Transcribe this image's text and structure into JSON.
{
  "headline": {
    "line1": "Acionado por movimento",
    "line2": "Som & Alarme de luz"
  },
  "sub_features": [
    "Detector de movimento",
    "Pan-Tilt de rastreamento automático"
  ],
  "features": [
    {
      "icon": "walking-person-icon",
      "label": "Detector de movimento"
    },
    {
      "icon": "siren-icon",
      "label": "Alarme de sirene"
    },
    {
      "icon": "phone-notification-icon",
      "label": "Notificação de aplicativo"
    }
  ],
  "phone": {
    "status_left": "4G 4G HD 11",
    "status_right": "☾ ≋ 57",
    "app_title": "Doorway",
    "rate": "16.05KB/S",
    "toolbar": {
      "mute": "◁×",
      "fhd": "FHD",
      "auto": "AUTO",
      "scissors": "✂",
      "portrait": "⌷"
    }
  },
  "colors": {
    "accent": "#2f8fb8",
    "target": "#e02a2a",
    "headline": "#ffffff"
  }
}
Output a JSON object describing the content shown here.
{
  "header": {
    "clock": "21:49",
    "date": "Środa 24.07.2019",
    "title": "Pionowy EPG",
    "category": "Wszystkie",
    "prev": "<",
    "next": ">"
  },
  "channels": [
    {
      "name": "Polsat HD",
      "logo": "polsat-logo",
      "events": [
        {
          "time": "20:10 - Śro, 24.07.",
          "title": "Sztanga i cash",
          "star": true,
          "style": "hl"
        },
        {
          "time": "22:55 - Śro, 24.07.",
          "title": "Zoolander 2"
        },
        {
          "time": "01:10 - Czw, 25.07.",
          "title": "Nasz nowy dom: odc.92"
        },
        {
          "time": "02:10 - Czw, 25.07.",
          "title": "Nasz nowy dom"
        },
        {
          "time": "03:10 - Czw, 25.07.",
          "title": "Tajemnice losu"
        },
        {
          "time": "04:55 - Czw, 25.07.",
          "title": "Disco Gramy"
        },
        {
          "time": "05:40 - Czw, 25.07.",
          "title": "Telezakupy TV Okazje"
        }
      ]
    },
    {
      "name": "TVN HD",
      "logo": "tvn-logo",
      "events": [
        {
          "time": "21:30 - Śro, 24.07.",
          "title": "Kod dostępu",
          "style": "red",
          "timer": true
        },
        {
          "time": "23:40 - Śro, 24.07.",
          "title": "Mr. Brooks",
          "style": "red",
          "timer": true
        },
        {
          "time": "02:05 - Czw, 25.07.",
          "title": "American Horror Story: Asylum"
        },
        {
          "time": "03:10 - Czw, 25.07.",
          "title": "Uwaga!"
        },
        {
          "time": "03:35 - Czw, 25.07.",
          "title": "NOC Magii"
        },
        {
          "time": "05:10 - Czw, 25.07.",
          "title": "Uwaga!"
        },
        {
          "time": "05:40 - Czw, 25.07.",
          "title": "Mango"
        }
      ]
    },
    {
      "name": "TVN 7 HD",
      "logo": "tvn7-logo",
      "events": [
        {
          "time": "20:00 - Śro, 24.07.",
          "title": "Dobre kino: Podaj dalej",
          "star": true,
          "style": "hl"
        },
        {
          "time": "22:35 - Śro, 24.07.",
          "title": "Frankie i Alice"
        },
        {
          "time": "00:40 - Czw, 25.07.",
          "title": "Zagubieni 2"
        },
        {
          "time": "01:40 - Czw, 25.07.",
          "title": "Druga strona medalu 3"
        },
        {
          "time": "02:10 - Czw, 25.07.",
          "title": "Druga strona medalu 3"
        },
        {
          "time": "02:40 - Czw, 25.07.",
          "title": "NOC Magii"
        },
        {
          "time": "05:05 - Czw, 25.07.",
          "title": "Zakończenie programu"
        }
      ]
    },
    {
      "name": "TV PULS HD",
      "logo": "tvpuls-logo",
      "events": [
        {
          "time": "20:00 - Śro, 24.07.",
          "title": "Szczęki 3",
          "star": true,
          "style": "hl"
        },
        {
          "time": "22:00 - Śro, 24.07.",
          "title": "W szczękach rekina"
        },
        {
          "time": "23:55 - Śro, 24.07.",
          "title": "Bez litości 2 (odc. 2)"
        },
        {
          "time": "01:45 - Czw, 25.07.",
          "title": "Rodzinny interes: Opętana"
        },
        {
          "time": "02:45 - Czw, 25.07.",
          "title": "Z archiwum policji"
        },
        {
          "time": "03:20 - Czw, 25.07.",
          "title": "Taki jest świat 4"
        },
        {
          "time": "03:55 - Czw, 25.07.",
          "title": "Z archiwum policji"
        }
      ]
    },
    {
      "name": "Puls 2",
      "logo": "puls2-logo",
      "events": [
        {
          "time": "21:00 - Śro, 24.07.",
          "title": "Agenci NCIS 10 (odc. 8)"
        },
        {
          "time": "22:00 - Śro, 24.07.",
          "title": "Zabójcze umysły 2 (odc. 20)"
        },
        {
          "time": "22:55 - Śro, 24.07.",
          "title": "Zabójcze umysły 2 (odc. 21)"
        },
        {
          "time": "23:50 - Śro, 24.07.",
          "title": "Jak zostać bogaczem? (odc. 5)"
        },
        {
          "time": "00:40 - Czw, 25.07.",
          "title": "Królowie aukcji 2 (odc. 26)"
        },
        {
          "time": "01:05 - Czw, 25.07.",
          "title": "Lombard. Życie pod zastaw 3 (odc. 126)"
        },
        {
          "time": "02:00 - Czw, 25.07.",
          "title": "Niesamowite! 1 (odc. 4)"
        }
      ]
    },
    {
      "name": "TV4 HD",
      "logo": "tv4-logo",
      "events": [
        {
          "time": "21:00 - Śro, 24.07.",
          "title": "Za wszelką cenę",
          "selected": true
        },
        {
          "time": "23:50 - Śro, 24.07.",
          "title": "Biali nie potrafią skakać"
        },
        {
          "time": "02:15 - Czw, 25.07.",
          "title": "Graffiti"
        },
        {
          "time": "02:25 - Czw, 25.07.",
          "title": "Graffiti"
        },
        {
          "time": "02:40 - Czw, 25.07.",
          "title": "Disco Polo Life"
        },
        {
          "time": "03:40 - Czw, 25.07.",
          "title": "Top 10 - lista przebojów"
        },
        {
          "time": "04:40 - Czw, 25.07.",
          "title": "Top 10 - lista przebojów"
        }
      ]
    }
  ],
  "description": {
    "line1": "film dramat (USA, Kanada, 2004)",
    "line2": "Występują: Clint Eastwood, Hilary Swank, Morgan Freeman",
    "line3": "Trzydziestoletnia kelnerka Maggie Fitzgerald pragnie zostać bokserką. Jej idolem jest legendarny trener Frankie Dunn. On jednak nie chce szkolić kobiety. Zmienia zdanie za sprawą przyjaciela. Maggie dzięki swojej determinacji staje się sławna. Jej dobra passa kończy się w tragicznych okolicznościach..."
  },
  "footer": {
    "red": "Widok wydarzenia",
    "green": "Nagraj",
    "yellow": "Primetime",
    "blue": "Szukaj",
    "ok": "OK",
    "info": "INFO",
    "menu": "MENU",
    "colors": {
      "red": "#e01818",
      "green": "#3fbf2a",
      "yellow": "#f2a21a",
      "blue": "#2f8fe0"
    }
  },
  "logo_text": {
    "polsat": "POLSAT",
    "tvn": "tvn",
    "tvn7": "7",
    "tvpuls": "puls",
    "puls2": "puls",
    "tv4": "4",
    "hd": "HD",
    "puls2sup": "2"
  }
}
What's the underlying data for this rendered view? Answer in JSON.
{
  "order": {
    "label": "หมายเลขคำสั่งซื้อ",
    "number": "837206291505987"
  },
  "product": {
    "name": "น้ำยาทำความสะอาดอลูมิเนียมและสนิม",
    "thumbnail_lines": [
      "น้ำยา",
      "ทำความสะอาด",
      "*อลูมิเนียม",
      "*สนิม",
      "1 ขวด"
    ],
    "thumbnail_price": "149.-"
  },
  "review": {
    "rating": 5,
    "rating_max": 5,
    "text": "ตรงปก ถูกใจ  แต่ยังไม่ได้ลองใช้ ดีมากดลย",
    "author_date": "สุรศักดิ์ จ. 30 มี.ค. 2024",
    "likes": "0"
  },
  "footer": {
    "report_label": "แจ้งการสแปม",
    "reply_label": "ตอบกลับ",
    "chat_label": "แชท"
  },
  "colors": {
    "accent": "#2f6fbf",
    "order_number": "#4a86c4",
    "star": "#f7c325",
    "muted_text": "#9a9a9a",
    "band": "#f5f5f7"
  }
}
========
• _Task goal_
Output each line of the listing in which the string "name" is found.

• _Your response_
      "name": "Polsat HD",
      "name": "TVN HD",
      "name": "TVN 7 HD",
      "name": "TV PULS HD",
      "name": "Puls 2",
      "name": "TV4 HD",
    "name": "น้ำยาทำความสะอาดอลูมิเนียมและสนิม",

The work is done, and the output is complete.